[Interface dataset entries]
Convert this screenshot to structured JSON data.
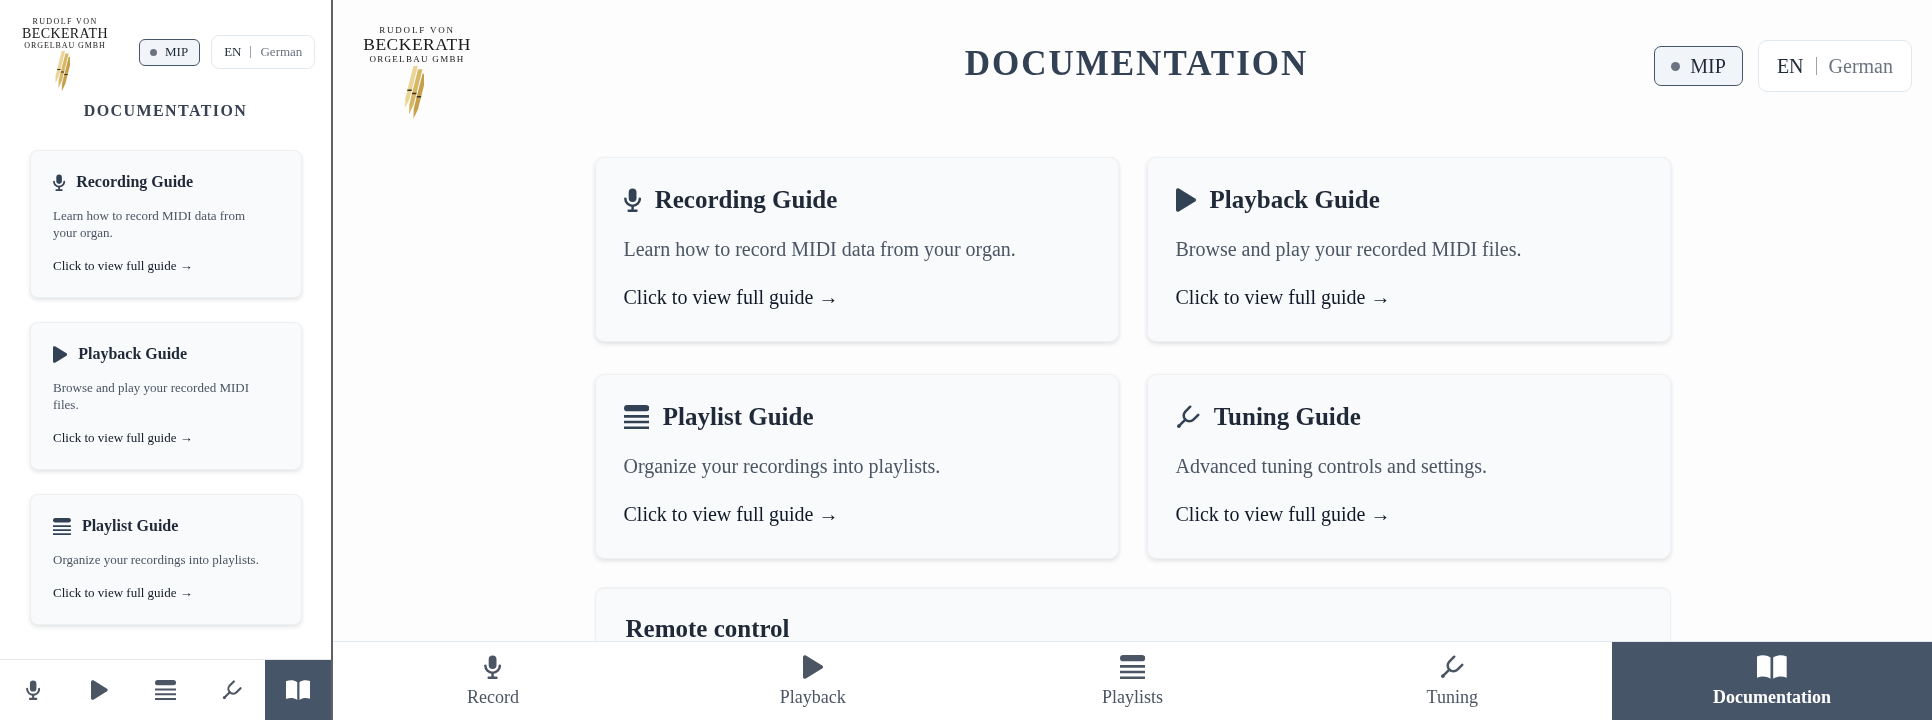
{
  "sidebar": {
    "logo": {
      "tagline": "RUDOLF VON",
      "wordmark": "BECKERATH",
      "subtitle": "ORGELBAU GMBH"
    },
    "mip_button": {
      "label": "MIP"
    },
    "languages": [
      {
        "label": "EN",
        "selected": true
      },
      {
        "label": "German",
        "selected": false
      }
    ],
    "heading": "DOCUMENTATION",
    "guides": [
      {
        "kind": "record",
        "title": "Recording Guide",
        "description": "Learn how to record MIDI data from your organ.",
        "link": "Click to view full guide →"
      },
      {
        "kind": "playback",
        "title": "Playback Guide",
        "description": "Browse and play your recorded MIDI files.",
        "link": "Click to view full guide →"
      },
      {
        "kind": "playlists",
        "title": "Playlist Guide",
        "description": "Organize your recordings into playlists.",
        "link": "Click to view full guide →"
      }
    ],
    "nav": [
      {
        "kind": "record",
        "selected": false
      },
      {
        "kind": "playback",
        "selected": false
      },
      {
        "kind": "playlists",
        "selected": false
      },
      {
        "kind": "tuning",
        "selected": false
      },
      {
        "kind": "documentation",
        "selected": true
      }
    ]
  },
  "main": {
    "logo": {
      "tagline": "RUDOLF VON",
      "wordmark": "BECKERATH",
      "subtitle": "ORGELBAU GMBH"
    },
    "heading": "DOCUMENTATION",
    "mip_button": {
      "label": "MIP"
    },
    "languages": [
      {
        "label": "EN",
        "selected": true
      },
      {
        "label": "German",
        "selected": false
      }
    ],
    "guides": [
      {
        "kind": "record",
        "title": "Recording Guide",
        "description": "Learn how to record MIDI data from your organ.",
        "link": "Click to view full guide →"
      },
      {
        "kind": "playback",
        "title": "Playback Guide",
        "description": "Browse and play your recorded MIDI files.",
        "link": "Click to view full guide →"
      },
      {
        "kind": "playlists",
        "title": "Playlist Guide",
        "description": "Organize your recordings into playlists.",
        "link": "Click to view full guide →"
      },
      {
        "kind": "tuning",
        "title": "Tuning Guide",
        "description": "Advanced tuning controls and settings.",
        "link": "Click to view full guide →"
      }
    ],
    "remote_control": {
      "title": "Remote control"
    },
    "nav": [
      {
        "kind": "record",
        "label": "Record",
        "selected": false
      },
      {
        "kind": "playback",
        "label": "Playback",
        "selected": false
      },
      {
        "kind": "playlists",
        "label": "Playlists",
        "selected": false
      },
      {
        "kind": "tuning",
        "label": "Tuning",
        "selected": false
      },
      {
        "kind": "documentation",
        "label": "Documentation",
        "selected": true
      }
    ]
  }
}
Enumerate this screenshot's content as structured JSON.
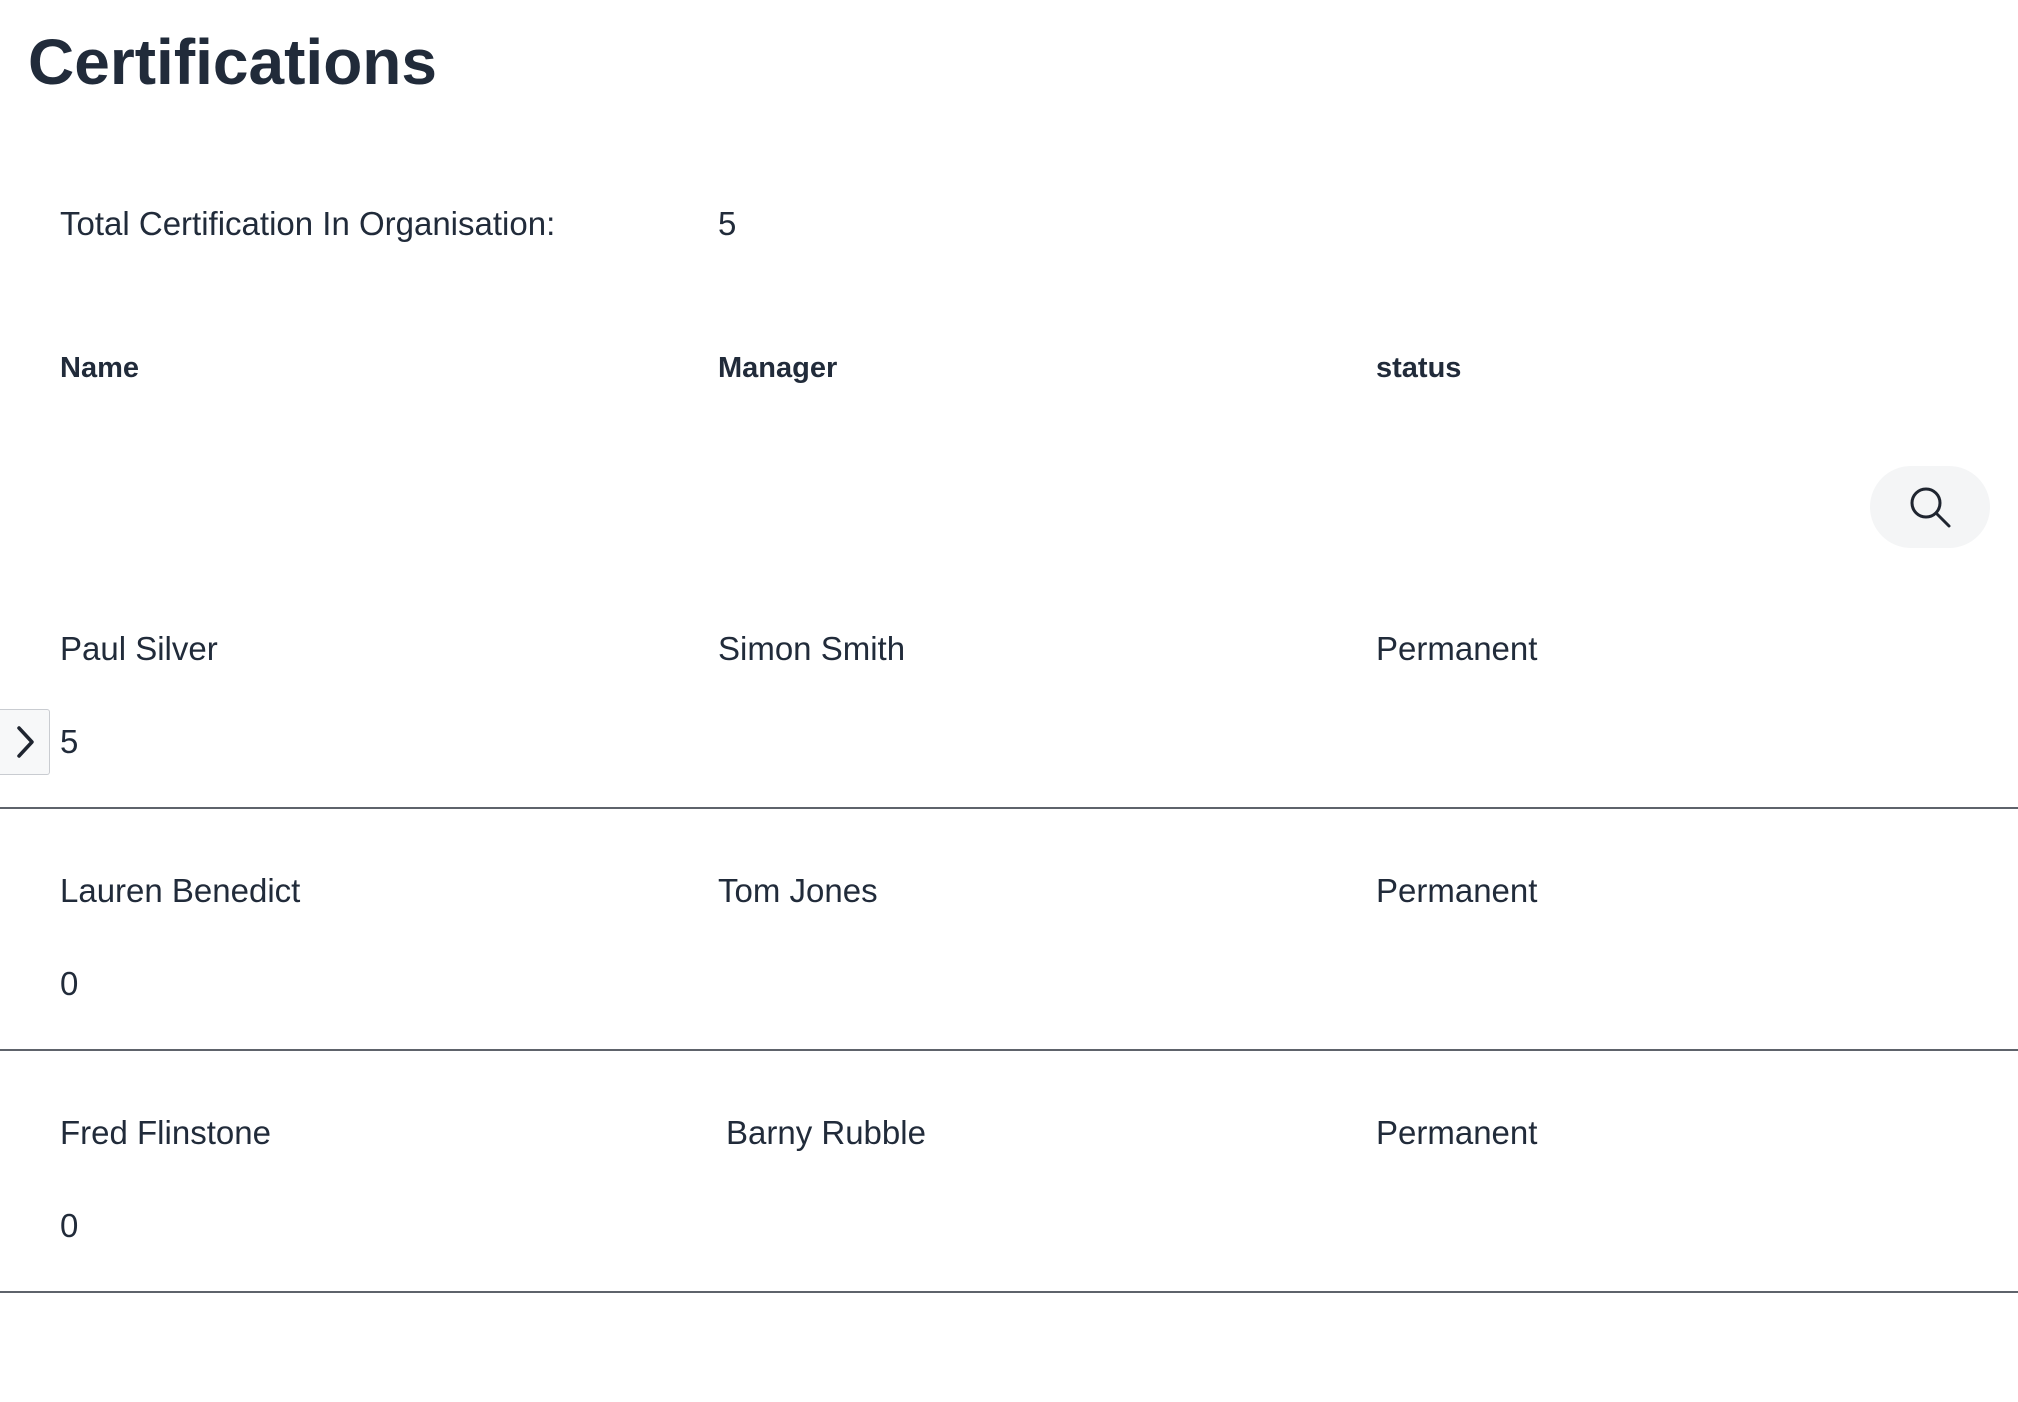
{
  "page": {
    "title": "Certifications"
  },
  "summary": {
    "label": "Total Certification In Organisation:",
    "value": "5"
  },
  "table": {
    "columns": [
      "Name",
      "Manager",
      "status"
    ],
    "rows": [
      {
        "name": "Paul Silver",
        "manager": "Simon Smith",
        "status": "Permanent",
        "count": "5"
      },
      {
        "name": "Lauren Benedict",
        "manager": "Tom Jones",
        "status": "Permanent",
        "count": "0"
      },
      {
        "name": "Fred Flinstone",
        "manager": "Barny Rubble",
        "status": "Permanent",
        "count": "0"
      }
    ]
  },
  "icons": {
    "search": "search-icon",
    "expand": "chevron-right-icon"
  },
  "colors": {
    "text": "#212b3a",
    "divider": "#5e636b",
    "search_button_bg": "#f4f5f6"
  }
}
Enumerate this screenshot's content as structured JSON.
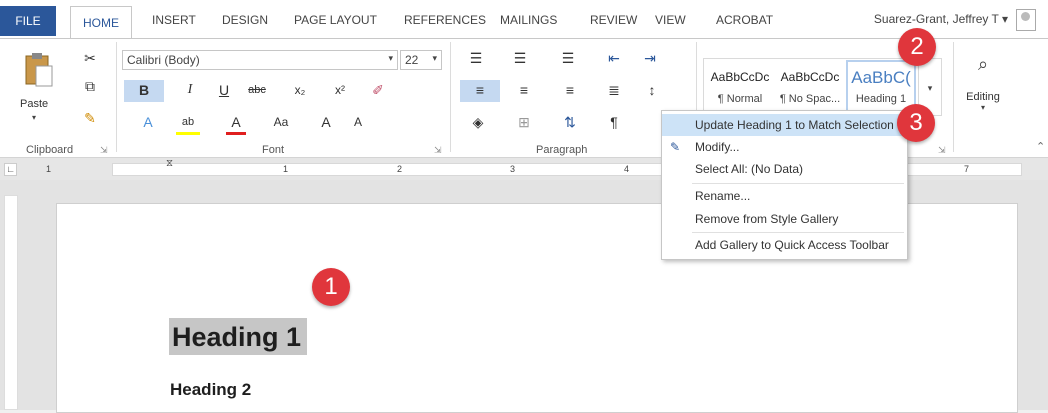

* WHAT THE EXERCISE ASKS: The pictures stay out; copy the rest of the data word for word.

* FINAL ANSWER:
Convert this screenshot to structured JSON data.
{
  "sidebar": {
    "logo": {
      "tagline": "RUDOLF VON",
      "wordmark": "BECKERATH",
      "subtitle": "ORGELBAU GMBH"
    },
    "mip_button": {
      "label": "MIP"
    },
    "languages": [
      {
        "label": "EN",
        "selected": true
      },
      {
        "label": "German",
        "selected": false
      }
    ],
    "heading": "DOCUMENTATION",
    "guides": [
      {
        "kind": "record",
        "title": "Recording Guide",
        "description": "Learn how to record MIDI data from your organ.",
        "link": "Click to view full guide →"
      },
      {
        "kind": "playback",
        "title": "Playback Guide",
        "description": "Browse and play your recorded MIDI files.",
        "link": "Click to view full guide →"
      },
      {
        "kind": "playlists",
        "title": "Playlist Guide",
        "description": "Organize your recordings into playlists.",
        "link": "Click to view full guide →"
      }
    ],
    "nav": [
      {
        "kind": "record",
        "selected": false
      },
      {
        "kind": "playback",
        "selected": false
      },
      {
        "kind": "playlists",
        "selected": false
      },
      {
        "kind": "tuning",
        "selected": false
      },
      {
        "kind": "documentation",
        "selected": true
      }
    ]
  },
  "main": {
    "logo": {
      "tagline": "RUDOLF VON",
      "wordmark": "BECKERATH",
      "subtitle": "ORGELBAU GMBH"
    },
    "heading": "DOCUMENTATION",
    "mip_button": {
      "label": "MIP"
    },
    "languages": [
      {
        "label": "EN",
        "selected": true
      },
      {
        "label": "German",
        "selected": false
      }
    ],
    "guides": [
      {
        "kind": "record",
        "title": "Recording Guide",
        "description": "Learn how to record MIDI data from your organ.",
        "link": "Click to view full guide →"
      },
      {
        "kind": "playback",
        "title": "Playback Guide",
        "description": "Browse and play your recorded MIDI files.",
        "link": "Click to view full guide →"
      },
      {
        "kind": "playlists",
        "title": "Playlist Guide",
        "description": "Organize your recordings into playlists.",
        "link": "Click to view full guide →"
      },
      {
        "kind": "tuning",
        "title": "Tuning Guide",
        "description": "Advanced tuning controls and settings.",
        "link": "Click to view full guide →"
      }
    ],
    "remote_control": {
      "title": "Remote control"
    },
    "nav": [
      {
        "kind": "record",
        "label": "Record",
        "selected": false
      },
      {
        "kind": "playback",
        "label": "Playback",
        "selected": false
      },
      {
        "kind": "playlists",
        "label": "Playlists",
        "selected": false
      },
      {
        "kind": "tuning",
        "label": "Tuning",
        "selected": false
      },
      {
        "kind": "documentation",
        "label": "Documentation",
        "selected": true
      }
    ]
  }
}
Enumerate this screenshot's content as structured JSON.
{
  "page": {
    "title": "Certifications"
  },
  "summary": {
    "label": "Total Certification In Organisation:",
    "value": "5"
  },
  "table": {
    "columns": [
      "Name",
      "Manager",
      "status"
    ],
    "rows": [
      {
        "name": "Paul Silver",
        "manager": "Simon Smith",
        "status": "Permanent",
        "count": "5"
      },
      {
        "name": "Lauren Benedict",
        "manager": "Tom Jones",
        "status": "Permanent",
        "count": "0"
      },
      {
        "name": "Fred Flinstone",
        "manager": "Barny Rubble",
        "status": "Permanent",
        "count": "0"
      }
    ]
  },
  "icons": {
    "search": "search-icon",
    "expand": "chevron-right-icon"
  },
  "colors": {
    "text": "#212b3a",
    "divider": "#5e636b",
    "search_button_bg": "#f4f5f6"
  }
}
Enumerate this screenshot's content as structured JSON.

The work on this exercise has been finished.